Once that's dry, go back and quickly put a second coat on just one chafer and one side of the boat. Let this second coat dry 10 minutes. Now check and see if the chafer will bond to the area on the boat. It shouldn't unless it's very cold or humid the day you are working. (if it still seems tacky wait another 3 to 5 minutes). With the chafer laid down & lined up in position lift up about a foot or so at one end, get your rag again, wet it with MEK, and wipe the foot of chafer and matching area on the boat. After about 5 to 10 seconds it is ready to lay down. The MEK re-activates the glue. Fake MEK may not work for this purpose, and could even contaminate the glue. I'm not sure to be honest since we have no experience with it, but I would not chance using "MEK substitute".
Now lift the chafer from the other end, and wet another foot, lay it down, and repeat until you get to the far end. Then repeat all this with frame strip #2. Having a second person might be helpful.
Use a putty knife (with the corners rounded a tad and the edges sanded a little) to burnish the patches. The narrow edge exerts far more force per square inch than a rubber roller, and a skinny metal roller tool would take all week to cover every square inch of those chafers.
When you burnish with the putty knife, work from the center (cross ways) out to the edge. Do not burnish the long way along the six foot length of the chafer, because you can push a wrinkle into the chafer doing this.
Let the glue cure overnight and you should be ready for action.
Maybe using some 303 Protectant on your boat might extend the pvc's lifespan a bit too. For what it's worth, my family has a 5-1/2 year old pvc pool cover that is still functional, though the material is not as flexy as when it was new. Then again, it's made with Heywinkle (German) pvc, which is not as high a grade as the French Ferrari fabric your boat is built from.
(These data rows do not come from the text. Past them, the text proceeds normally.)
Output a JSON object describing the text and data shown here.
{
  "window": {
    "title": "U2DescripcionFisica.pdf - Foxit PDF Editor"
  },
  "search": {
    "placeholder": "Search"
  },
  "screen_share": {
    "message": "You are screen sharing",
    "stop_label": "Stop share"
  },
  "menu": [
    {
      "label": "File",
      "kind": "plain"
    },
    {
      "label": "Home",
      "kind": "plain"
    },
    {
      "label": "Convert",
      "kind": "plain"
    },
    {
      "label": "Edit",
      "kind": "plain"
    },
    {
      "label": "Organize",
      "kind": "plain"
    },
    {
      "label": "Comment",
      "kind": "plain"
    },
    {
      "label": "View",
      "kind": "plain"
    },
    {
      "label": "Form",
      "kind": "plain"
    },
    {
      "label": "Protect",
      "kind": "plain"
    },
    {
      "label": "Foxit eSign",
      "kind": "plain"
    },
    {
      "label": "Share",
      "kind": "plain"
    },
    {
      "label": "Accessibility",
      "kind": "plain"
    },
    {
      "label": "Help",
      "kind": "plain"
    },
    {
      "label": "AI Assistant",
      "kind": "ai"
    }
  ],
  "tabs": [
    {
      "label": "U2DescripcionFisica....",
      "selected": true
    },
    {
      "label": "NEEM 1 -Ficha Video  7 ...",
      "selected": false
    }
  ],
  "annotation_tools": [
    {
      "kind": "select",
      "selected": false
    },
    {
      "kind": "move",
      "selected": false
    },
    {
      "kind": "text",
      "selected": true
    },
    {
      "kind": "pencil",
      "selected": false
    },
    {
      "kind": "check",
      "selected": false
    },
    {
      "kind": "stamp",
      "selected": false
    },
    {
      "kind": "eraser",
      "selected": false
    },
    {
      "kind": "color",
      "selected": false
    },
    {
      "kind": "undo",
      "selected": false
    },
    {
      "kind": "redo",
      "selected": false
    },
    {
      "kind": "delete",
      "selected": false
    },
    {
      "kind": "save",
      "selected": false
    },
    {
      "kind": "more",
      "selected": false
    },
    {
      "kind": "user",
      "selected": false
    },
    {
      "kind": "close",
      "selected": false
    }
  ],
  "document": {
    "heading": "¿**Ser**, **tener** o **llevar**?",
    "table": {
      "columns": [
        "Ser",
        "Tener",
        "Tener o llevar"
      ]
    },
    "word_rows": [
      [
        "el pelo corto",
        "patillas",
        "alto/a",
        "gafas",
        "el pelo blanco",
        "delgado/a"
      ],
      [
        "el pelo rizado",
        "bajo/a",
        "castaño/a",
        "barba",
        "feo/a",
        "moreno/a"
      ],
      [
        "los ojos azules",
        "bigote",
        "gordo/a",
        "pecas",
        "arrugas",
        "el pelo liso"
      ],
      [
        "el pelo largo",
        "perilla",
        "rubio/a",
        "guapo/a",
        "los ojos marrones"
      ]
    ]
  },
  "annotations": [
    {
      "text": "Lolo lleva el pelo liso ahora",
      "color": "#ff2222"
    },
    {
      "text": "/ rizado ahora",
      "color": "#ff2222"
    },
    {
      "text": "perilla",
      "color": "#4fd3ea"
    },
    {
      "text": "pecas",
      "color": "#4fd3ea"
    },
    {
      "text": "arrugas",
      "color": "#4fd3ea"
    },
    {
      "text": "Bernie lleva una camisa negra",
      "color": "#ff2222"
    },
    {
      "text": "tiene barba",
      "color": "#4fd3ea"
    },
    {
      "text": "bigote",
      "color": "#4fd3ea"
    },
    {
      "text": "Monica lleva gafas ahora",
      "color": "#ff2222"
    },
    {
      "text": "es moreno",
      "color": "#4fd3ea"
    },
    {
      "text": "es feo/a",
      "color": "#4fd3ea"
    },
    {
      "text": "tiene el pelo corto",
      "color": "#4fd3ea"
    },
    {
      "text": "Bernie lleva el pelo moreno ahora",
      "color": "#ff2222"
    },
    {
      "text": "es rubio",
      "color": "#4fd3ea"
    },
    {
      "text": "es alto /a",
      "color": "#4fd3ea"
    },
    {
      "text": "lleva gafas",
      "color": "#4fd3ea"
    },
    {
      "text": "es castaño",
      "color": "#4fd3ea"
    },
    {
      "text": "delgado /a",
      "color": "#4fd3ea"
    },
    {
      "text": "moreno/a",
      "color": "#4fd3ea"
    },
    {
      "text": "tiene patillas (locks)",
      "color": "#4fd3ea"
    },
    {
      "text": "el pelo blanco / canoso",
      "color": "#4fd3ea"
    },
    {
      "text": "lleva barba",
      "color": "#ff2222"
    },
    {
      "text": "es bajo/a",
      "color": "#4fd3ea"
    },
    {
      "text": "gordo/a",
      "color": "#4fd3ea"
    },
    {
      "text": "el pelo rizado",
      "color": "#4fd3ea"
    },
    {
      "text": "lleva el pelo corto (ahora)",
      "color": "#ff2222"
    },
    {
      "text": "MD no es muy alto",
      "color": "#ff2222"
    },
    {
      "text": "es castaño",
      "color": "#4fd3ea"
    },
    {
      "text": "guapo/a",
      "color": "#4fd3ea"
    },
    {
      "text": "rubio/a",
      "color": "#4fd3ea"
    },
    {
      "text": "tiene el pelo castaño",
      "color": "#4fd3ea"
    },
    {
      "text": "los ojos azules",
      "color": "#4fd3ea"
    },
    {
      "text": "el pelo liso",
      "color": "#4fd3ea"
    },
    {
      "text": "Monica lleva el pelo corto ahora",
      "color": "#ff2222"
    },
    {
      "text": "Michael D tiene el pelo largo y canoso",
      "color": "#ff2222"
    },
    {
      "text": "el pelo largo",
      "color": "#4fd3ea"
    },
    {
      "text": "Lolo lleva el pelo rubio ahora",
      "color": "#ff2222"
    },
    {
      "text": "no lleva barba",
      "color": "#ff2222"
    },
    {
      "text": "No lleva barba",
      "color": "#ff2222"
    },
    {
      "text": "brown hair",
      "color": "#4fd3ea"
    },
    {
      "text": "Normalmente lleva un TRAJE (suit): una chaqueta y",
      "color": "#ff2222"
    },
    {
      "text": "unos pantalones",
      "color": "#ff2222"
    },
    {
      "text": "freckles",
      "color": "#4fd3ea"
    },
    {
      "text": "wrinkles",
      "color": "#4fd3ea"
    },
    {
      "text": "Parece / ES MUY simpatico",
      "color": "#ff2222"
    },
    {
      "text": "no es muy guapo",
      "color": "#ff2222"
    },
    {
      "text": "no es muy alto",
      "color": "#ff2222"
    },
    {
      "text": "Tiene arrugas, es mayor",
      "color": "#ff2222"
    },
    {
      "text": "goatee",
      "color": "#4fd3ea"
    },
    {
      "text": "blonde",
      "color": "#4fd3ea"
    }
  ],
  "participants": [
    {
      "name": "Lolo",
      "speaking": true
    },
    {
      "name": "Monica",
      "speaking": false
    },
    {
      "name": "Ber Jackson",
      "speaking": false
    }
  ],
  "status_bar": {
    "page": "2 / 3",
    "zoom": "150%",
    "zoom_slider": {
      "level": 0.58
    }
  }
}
It sounds like your boat may now be out of warranty, but even if it wasn't I can tell you for certain chafe patches or extra D-rings will not void AIRE's warranty. This is not to say other "modifications" won't though. Things like punching extra bail holes in a kayak definitely will void it.